# Project Euler #14: Longest Collatz sequence

Problem : source
Which starting number, under one million, produces the longest chain?
n → n/2 (n is even)
n → 3n + 1 (n is odd)

It is too slow... It takes 514 seconds

import math
from functools import reduce
import time
start_time = time.time()

target = int(math.pow(10,6))
first_list = list(map(lambda x : x , range(1,target+1)))
def chain_operate(given_list):
given_list = [0 if x == 1 else x for x in given_list]
new_list = list(map(lambda x : x/2 if x%2==0  else 3*x+1 , given_list))
new_list = [0 if x == 1 else x for x in new_list]
# replace 1 to 0 because of below condition : while max(new_list) != reduce(lambda x,y : x+y, new_list)

while max(new_list) != reduce(lambda x,y : x+y, new_list): # when the list comes to (0,0,0,4,0,0), break
new_list = chain_operate(new_list) #recursive method

return (new_list,new_list.index(max(new_list)))

print(chain_operate(first_list)+1)
print("--- %s seconds ---" % (time.time() - start_time))


1. Make a list of size 1,000,000
2. Until done:
a. Make a new list of size 1,000,000
b. Make another new list of size 1,000,000
c. Make another new list of size 1,000,000
d. Iterate over it twice
e. And then another time

That strikes me as extremely expensive to start out.
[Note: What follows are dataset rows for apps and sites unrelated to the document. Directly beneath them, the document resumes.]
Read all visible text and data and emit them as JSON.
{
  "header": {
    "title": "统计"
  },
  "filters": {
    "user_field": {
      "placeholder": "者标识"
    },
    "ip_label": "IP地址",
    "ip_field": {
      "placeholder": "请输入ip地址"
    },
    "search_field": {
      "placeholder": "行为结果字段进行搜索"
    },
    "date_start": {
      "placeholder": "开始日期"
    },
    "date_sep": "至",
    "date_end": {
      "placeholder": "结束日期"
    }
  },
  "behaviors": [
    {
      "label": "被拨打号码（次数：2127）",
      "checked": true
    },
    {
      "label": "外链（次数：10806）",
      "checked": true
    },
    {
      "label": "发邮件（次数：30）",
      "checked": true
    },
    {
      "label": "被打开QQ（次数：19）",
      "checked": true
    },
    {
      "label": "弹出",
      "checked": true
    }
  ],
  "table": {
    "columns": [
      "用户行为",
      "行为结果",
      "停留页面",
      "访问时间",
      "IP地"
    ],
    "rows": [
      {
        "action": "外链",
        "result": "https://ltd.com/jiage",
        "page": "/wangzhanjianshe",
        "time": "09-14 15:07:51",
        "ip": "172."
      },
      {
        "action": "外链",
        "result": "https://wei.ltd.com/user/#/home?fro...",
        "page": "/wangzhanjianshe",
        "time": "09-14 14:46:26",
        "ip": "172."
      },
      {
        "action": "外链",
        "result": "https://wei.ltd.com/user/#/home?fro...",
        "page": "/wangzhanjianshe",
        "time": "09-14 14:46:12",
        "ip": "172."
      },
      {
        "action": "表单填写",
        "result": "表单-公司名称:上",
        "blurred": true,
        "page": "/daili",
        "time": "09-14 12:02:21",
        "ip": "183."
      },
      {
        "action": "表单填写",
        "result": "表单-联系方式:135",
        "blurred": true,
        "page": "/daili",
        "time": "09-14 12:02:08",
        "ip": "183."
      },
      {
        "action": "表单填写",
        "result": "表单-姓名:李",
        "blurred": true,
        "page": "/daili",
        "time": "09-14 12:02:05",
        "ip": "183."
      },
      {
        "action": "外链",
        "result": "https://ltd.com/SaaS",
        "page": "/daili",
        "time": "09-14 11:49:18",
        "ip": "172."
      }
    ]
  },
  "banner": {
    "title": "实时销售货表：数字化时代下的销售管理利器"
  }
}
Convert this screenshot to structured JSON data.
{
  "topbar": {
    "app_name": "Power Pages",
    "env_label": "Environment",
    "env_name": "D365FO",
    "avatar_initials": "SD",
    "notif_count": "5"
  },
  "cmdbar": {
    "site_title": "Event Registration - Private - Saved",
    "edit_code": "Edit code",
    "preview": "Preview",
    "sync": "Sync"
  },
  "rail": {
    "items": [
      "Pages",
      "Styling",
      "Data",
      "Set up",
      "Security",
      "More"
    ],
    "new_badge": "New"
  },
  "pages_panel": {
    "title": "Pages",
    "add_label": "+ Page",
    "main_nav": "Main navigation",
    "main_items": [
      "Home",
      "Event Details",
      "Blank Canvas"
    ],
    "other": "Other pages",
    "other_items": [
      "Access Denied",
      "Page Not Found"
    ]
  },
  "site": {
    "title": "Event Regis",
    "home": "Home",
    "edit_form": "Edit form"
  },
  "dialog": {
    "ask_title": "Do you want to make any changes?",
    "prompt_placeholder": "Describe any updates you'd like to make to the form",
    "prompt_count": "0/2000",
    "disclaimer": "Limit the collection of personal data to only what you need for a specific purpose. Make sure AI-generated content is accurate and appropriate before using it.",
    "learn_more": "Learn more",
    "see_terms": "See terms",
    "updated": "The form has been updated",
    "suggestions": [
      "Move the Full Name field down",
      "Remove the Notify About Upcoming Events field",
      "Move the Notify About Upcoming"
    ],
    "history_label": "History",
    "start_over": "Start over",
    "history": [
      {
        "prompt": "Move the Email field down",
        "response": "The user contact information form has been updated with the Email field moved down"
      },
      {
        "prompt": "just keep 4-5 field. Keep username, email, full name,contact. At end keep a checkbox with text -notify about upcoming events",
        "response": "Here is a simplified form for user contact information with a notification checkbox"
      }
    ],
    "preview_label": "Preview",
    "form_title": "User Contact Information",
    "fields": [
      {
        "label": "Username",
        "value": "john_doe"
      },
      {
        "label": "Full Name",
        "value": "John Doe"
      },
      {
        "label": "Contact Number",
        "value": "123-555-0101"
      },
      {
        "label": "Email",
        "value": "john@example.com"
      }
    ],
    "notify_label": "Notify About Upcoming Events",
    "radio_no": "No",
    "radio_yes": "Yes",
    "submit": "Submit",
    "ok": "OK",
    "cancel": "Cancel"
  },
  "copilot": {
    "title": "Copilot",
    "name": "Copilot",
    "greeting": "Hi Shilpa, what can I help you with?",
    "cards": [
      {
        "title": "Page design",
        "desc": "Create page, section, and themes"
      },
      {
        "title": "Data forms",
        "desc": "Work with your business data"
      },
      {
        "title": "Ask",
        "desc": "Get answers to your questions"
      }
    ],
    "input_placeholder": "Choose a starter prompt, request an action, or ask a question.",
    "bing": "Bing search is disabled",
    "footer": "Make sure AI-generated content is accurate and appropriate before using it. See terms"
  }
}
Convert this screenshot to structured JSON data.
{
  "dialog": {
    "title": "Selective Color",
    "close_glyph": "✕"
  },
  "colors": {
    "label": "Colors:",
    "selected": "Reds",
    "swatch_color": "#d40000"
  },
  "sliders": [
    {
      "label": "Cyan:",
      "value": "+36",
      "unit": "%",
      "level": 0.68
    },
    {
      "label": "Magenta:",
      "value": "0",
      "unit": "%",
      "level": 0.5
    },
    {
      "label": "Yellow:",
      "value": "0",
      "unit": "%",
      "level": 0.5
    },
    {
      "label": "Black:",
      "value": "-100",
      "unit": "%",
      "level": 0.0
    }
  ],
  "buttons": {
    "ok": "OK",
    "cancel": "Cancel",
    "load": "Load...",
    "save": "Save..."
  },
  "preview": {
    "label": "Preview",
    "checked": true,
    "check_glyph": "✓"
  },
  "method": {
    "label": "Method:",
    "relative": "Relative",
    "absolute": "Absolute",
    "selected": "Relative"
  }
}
Furthermore, consider all the extra work we're doing. The sequence in the problem example is:

13 --> 40 --> 20 --> 10 --> 5 --> 16 --> 8 --> 4 --> 2 --> 1


You are calculating all 10 of those chains independently. That means you're calculating the chain for 16 six times. That's an enormous amount of extra work. The actual longest chain is of length 525. That means that for the actual answer, we are doing 524 more iterations than necessary, and we end up having to create over 1500 lists of size one million. Even if most of the time, most of our elements will be 0! We can do way better by just memoizing, which also takes less memory to boot!
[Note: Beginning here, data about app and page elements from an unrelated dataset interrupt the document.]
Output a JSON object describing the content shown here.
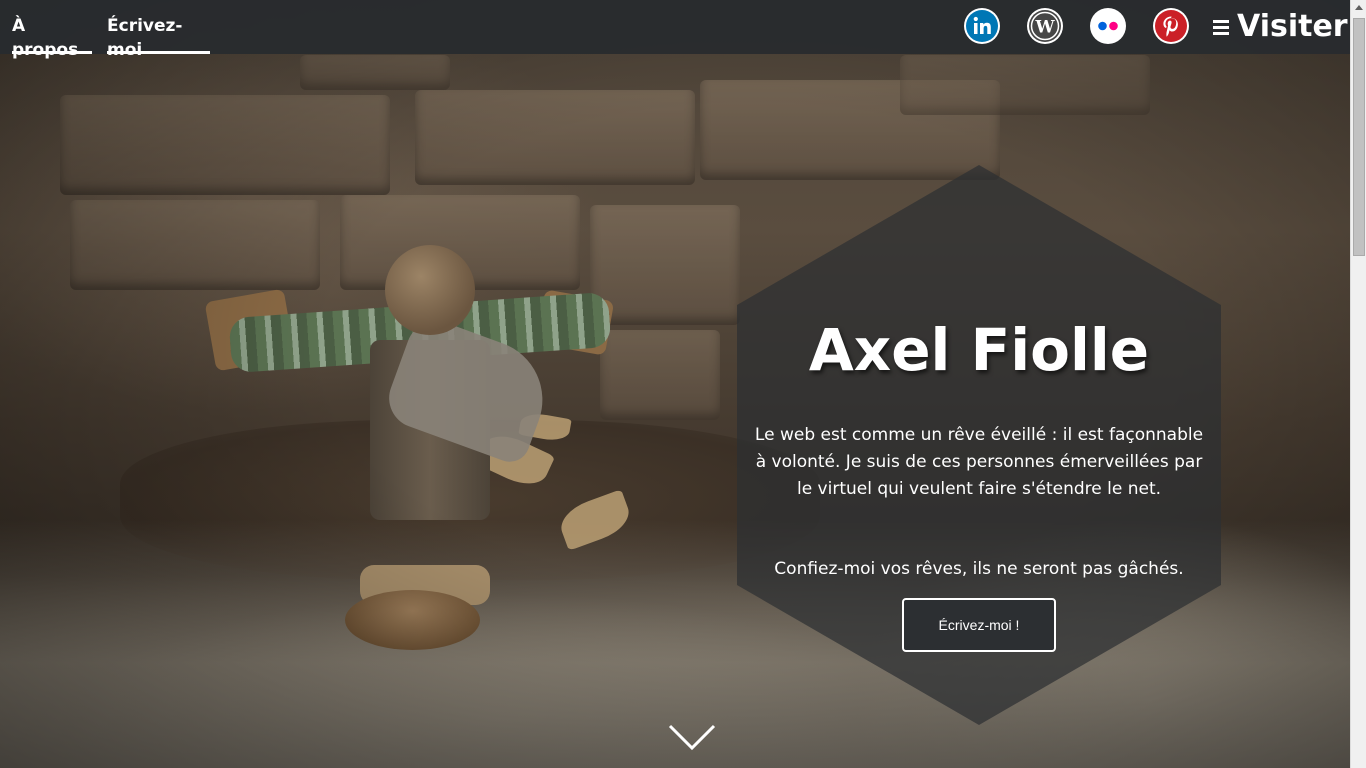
{
  "nav": {
    "links": [
      {
        "label": "À propos"
      },
      {
        "label": "Écrivez-moi"
      }
    ],
    "social": [
      {
        "icon": "linkedin-icon",
        "color": "#0077b5"
      },
      {
        "icon": "wordpress-icon",
        "color": "#464646"
      },
      {
        "icon": "flickr-icon",
        "color": "#ff0084"
      },
      {
        "icon": "pinterest-icon",
        "color": "#cb2027"
      }
    ],
    "visit_label": "Visiter"
  },
  "hero": {
    "title": "Axel Fiolle",
    "paragraph1": "Le web est comme un rêve éveillé : il est façonnable à volonté. Je suis de ces personnes émerveillées par le virtuel qui veulent faire s'étendre le net.",
    "paragraph2": "Confiez-moi vos rêves, ils ne seront pas gâchés.",
    "cta_label": "Écrivez-moi !",
    "scroll_icon": "chevron-down-icon"
  }
}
Just looking at some runtimes for small values of target (10x each via timeit):

target        OP
100        0.09s
1000       1.29s
10000     19.07s


A few code comments before I get into a simpler algorithm. Don't use map(). It's far more complicated than a list comprehension. These two:

first_list = list(map(lambda x : x , range(1,target+1)))
new_list = list(map(lambda x : x/2 if x%2==0  else 3*x+1 , given_list))


Can be replaced by:

first_list = range(1, target+1)
new_list = [x/2 if x%2 == 0 else 3*x+1 for x in given_list]


The latter could be wrapped further to avoid the extra list comprehension just to move your 1s to 0s but it's overkill anyway. Similarly, your:

reduce(lambda x,y : x+y, new_list)


Could be replaced by:

sum(new_list)


Better Algorithm

First, let's start with our handy memoize decorator:

def memoize(f):
cache = {}
def wrapper(*args):
if not args in cache:
cache[args] = f(*args)
return cache[args]
return wrapper


And then start separating our concerns. We will write a function that for ONE value of n finds the length of a chain:

@memoize
def collatz_chain(n):
if n == 1:
return 1
elif n % 2 == 0:
return 1 + collatz_chain(n/2)
else:
return 1 + collatz_chain(3*n+1)


And then we just need to wrap all of that:

return max(range(1, target+1), key=collatz_chain)


It's still linear time, but I end up doing FAR less work than you have to, since most of the time I'm doing almost nothing. And the numbers show it:

target        OP    memoize
100        0.09s     0.003s   ~30x
1000       1.29s     0.024s   ~54x
10000     19.07s     0.239s   ~80x

• What is the '@memoize' above the def collatz_chain(n) ?? – MTHL Sep 23 '15 at 2:51